black-box re-use? (was: Re: [E-Lang] MintMaker with ACLs)

zooko@mad-scientist.com zooko@mad-scientist.com
Thu, 01 Feb 2001 07:40:12 -0800


Hi, Tyler!


 Tyler wrote:
>
> > Is this difference a necessary consequence of the security models, or a
> > design decision on the part of language designers, or a design decision
> > on the part of the programmers, MarkM(?) and Hal?
> 
> You didn't ask me, but I think it's inherent to the security model.


I didn't mean "I'm asking MarkM and Hal.", I meant "the programmers,
MarkM and Hal".  I've always been impressed with your ideas about
programming languages, Tyler, although sometimes only after the fact.
I didn't really believe all those things that you told me in Anguilla
in '99 (threading bad! inheritance bad!) until I spent 9 months
struggling with Java and then 12 months playing with Python.


> The access check is at the subject. If the subject doesn't check,
> there is no check. What else can be said?


Hm.  Couldn't I write a "black box" irs extension to HalMint with a
proxy...  I make an "irsproxy" principal who has access to...
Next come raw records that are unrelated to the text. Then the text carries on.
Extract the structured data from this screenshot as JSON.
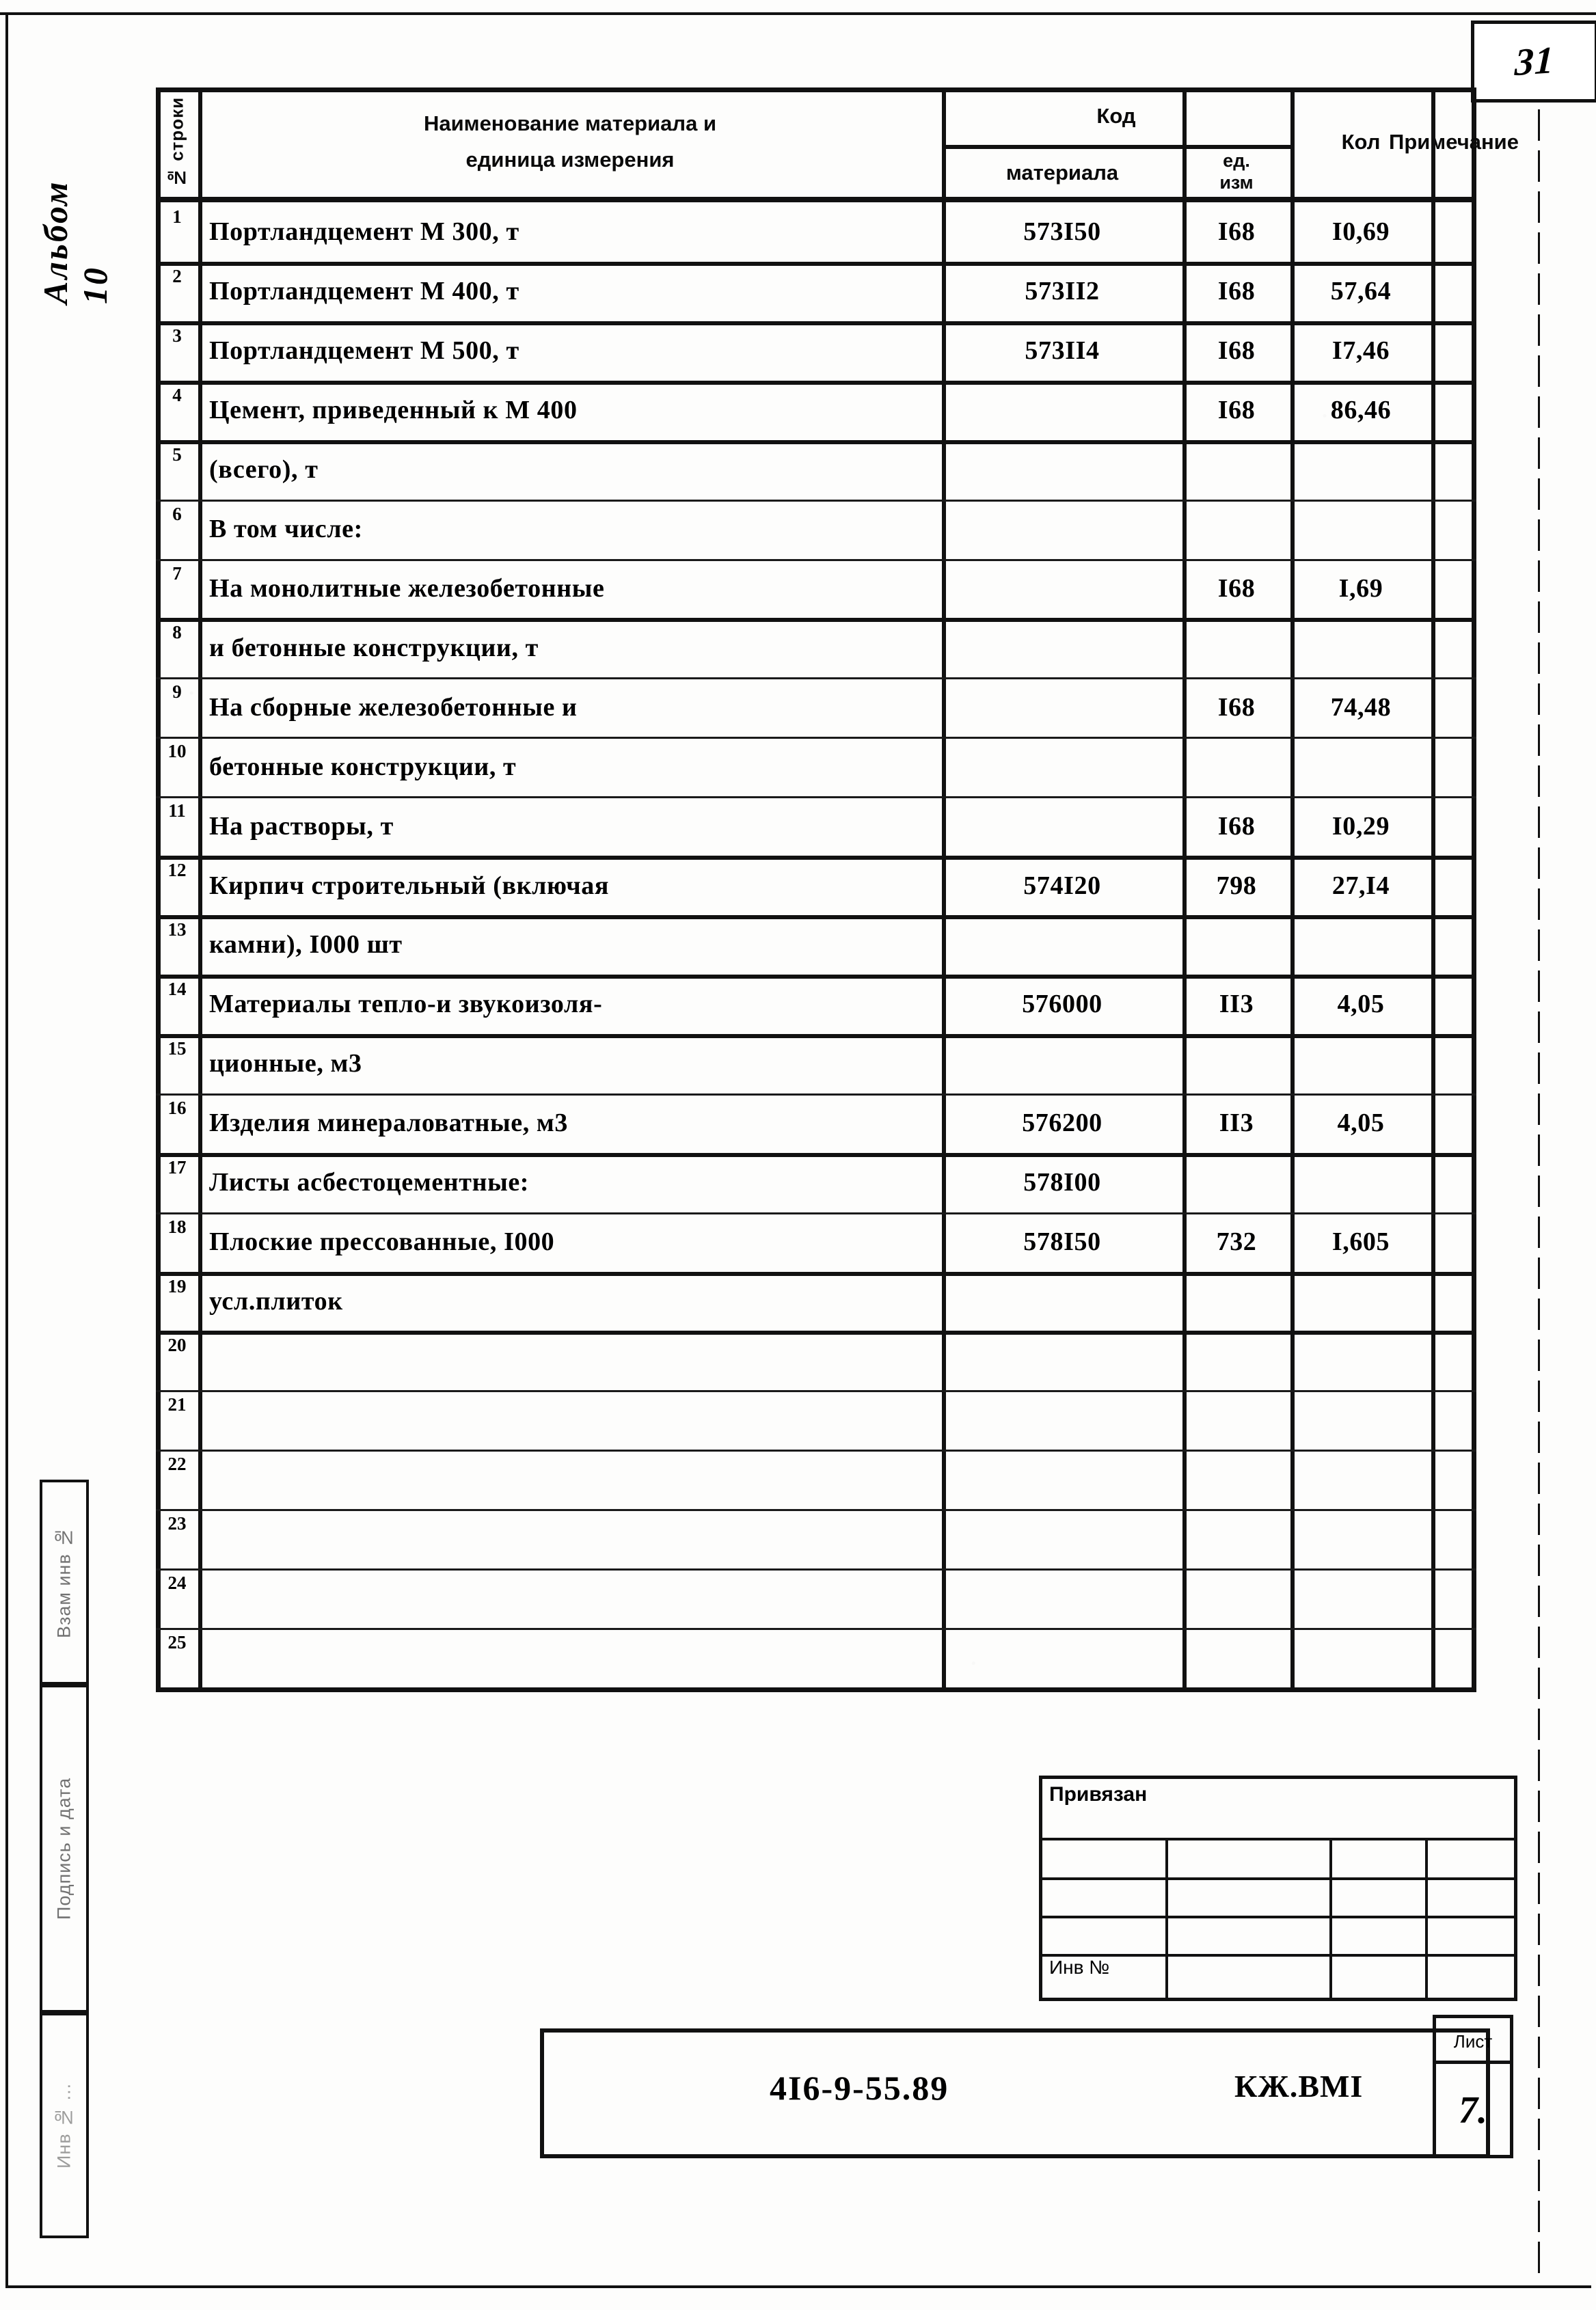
{
  "page": {
    "number": "31",
    "album_label": "Альбом 10"
  },
  "table": {
    "header": {
      "row_no": "№ строки",
      "name_unit": "Наименование материала  и\nединица измерения",
      "name_unit_line1": "Наименование материала   и",
      "name_unit_line2": "единица измерения",
      "code": "Код",
      "code_material": "материала",
      "code_unit_line1": "ед.",
      "code_unit_line2": "изм",
      "qty": "Кол",
      "note": "Примечание"
    },
    "rows": [
      {
        "no": "1",
        "name": "Портландцемент М 300, т",
        "code": "573I50",
        "unit": "I68",
        "qty": "I0,69",
        "note": ""
      },
      {
        "no": "2",
        "name": "Портландцемент М 400, т",
        "code": "573II2",
        "unit": "I68",
        "qty": "57,64",
        "note": ""
      },
      {
        "no": "3",
        "name": "Портландцемент М 500, т",
        "code": "573II4",
        "unit": "I68",
        "qty": "I7,46",
        "note": ""
      },
      {
        "no": "4",
        "name": "Цемент, приведенный к М 400",
        "code": "",
        "unit": "I68",
        "qty": "86,46",
        "note": ""
      },
      {
        "no": "5",
        "name": "(всего), т",
        "code": "",
        "unit": "",
        "qty": "",
        "note": ""
      },
      {
        "no": "6",
        "name": "В том числе:",
        "code": "",
        "unit": "",
        "qty": "",
        "note": ""
      },
      {
        "no": "7",
        "name": "На монолитные железобетонные",
        "code": "",
        "unit": "I68",
        "qty": "I,69",
        "note": ""
      },
      {
        "no": "8",
        "name": "и бетонные конструкции, т",
        "code": "",
        "unit": "",
        "qty": "",
        "note": ""
      },
      {
        "no": "9",
        "name": "На сборные железобетонные и",
        "code": "",
        "unit": "I68",
        "qty": "74,48",
        "note": ""
      },
      {
        "no": "10",
        "name": "бетонные конструкции, т",
        "code": "",
        "unit": "",
        "qty": "",
        "note": ""
      },
      {
        "no": "11",
        "name": "На растворы, т",
        "code": "",
        "unit": "I68",
        "qty": "I0,29",
        "note": ""
      },
      {
        "no": "12",
        "name": "Кирпич строительный (включая",
        "code": "574I20",
        "unit": "798",
        "qty": "27,I4",
        "note": ""
      },
      {
        "no": "13",
        "name": "камни), I000 шт",
        "code": "",
        "unit": "",
        "qty": "",
        "note": ""
      },
      {
        "no": "14",
        "name": "Материалы тепло-и звукоизоля-",
        "code": "576000",
        "unit": "II3",
        "qty": "4,05",
        "note": ""
      },
      {
        "no": "15",
        "name": "ционные, м3",
        "code": "",
        "unit": "",
        "qty": "",
        "note": ""
      },
      {
        "no": "16",
        "name": "Изделия минераловатные, м3",
        "code": "576200",
        "unit": "II3",
        "qty": "4,05",
        "note": ""
      },
      {
        "no": "17",
        "name": "Листы асбестоцементные:",
        "code": "578I00",
        "unit": "",
        "qty": "",
        "note": ""
      },
      {
        "no": "18",
        "name": "Плоские прессованные, I000",
        "code": "578I50",
        "unit": "732",
        "qty": "I,605",
        "note": ""
      },
      {
        "no": "19",
        "name": "усл.плиток",
        "code": "",
        "unit": "",
        "qty": "",
        "note": ""
      },
      {
        "no": "20",
        "name": "",
        "code": "",
        "unit": "",
        "qty": "",
        "note": ""
      },
      {
        "no": "21",
        "name": "",
        "code": "",
        "unit": "",
        "qty": "",
        "note": ""
      },
      {
        "no": "22",
        "name": "",
        "code": "",
        "unit": "",
        "qty": "",
        "note": ""
      },
      {
        "no": "23",
        "name": "",
        "code": "",
        "unit": "",
        "qty": "",
        "note": ""
      },
      {
        "no": "24",
        "name": "",
        "code": "",
        "unit": "",
        "qty": "",
        "note": ""
      },
      {
        "no": "25",
        "name": "",
        "code": "",
        "unit": "",
        "qty": "",
        "note": ""
      }
    ]
  },
  "margin": {
    "vzam_inv": "Взам инв №",
    "podpis_data": "Подпись и дата",
    "inv_no": "Инв № ..."
  },
  "title_block": {
    "privyazan": "Привязан",
    "inv_no": "Инв №",
    "doc_number": "4I6-9-55.89",
    "mark": "КЖ.ВМI",
    "list_label": "Лист",
    "list_value": "7."
  }
}
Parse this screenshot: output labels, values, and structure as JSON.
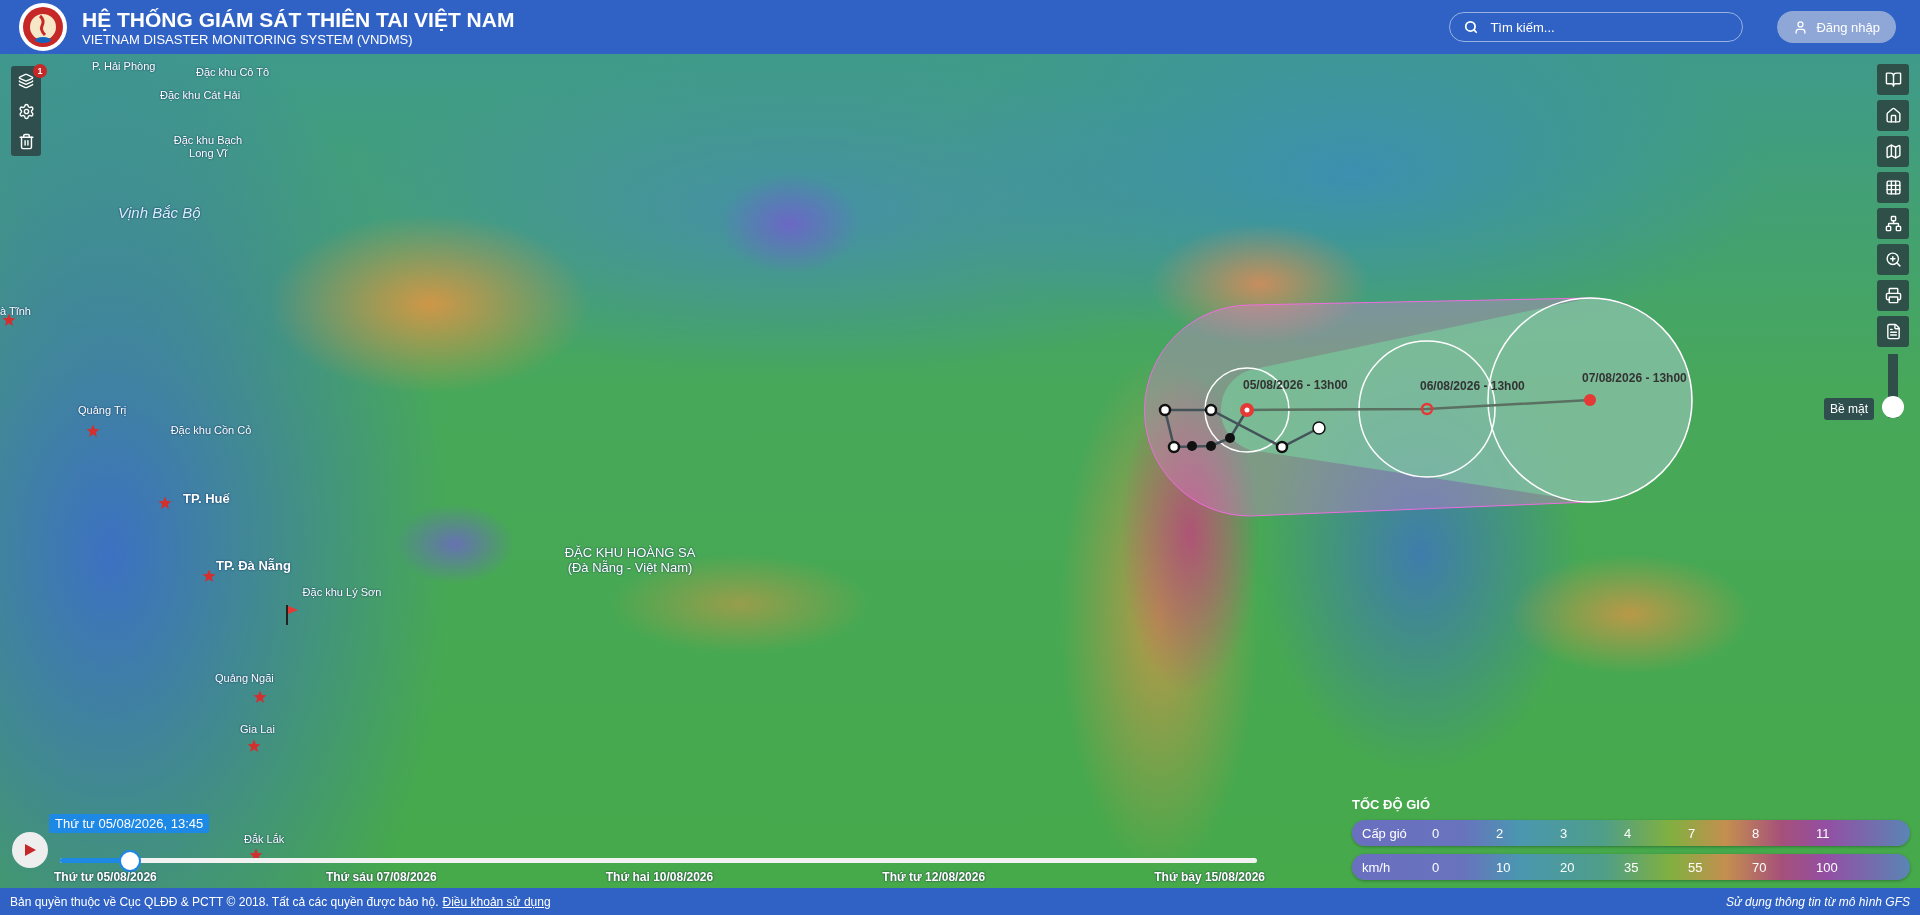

 ...  Oh, I see that I can't do it without changing the HalMint code
itself, because the access check is inside the HalMint code.  As you
said.



Hm.  And if I understand correctly, moving the access check outside the
HalMint code and having an access mechanism that could be used,
black-box-style, by either the account owner or by the IRS, would be
ipso facto capabilities instead of ACLs.


Okay, I'm convinced that you can't layer a more restrictive security
policy over a less restrictive one (with black-box re-use of the less
restrictive policy code and of the behaviour code itself) with ACLs the
way that I can with capabilities.


But I need to think (and read) about it more, so y'all keep on talking.
:-)


What I think I've learned is that with ACLs I can't separate code that
implements different security policies (for different principals) to
the same behaviour.  All code that implements a security policy for a
given behaviour will have to be in the same place -- immediately before
the code that implements the behaviour of the subject.


By the way, I'm amused to note that my normal intuitions align so
closely with capabilities that I assumed I would be able to do the same
thing with HalMint right up until I started typing the code that 
I thought would do it.


Regards,

Zooko